*WHAT YOU HAVE TO DO:* Examine every line of the listing below. Count those containing "data" and state only the result.

*INPUT RECORDS:*

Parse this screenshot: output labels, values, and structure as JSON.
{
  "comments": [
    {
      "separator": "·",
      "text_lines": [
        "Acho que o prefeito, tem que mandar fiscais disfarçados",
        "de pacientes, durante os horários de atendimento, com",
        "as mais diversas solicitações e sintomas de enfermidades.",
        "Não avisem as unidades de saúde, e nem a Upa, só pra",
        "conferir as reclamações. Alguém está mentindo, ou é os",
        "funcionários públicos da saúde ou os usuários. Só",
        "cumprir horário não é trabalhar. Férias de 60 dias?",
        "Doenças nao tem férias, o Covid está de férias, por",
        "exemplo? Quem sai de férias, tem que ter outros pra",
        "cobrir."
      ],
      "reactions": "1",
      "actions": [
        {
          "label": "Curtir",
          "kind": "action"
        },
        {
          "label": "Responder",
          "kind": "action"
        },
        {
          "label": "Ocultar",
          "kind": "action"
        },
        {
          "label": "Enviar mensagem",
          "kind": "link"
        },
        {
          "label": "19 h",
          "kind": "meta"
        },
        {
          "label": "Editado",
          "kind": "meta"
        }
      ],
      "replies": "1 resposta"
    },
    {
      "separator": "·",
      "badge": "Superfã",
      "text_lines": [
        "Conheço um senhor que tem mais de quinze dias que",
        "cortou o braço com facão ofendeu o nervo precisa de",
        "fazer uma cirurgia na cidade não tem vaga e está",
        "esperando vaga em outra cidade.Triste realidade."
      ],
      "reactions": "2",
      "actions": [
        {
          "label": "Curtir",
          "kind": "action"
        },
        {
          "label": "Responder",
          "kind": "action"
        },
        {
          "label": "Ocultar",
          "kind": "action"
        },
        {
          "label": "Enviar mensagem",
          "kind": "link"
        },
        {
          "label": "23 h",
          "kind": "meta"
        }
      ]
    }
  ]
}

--

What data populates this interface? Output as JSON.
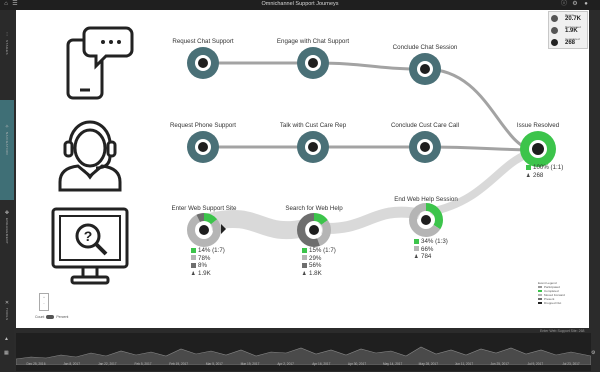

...

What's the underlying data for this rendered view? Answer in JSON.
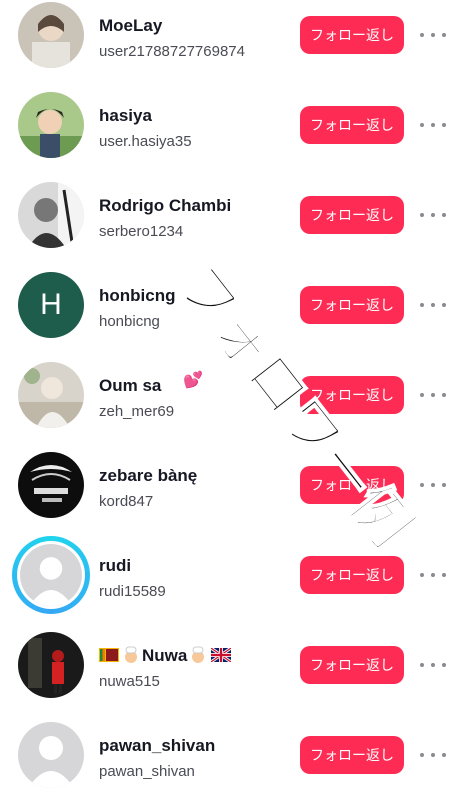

*OUTPUT OF THE TASK:* 2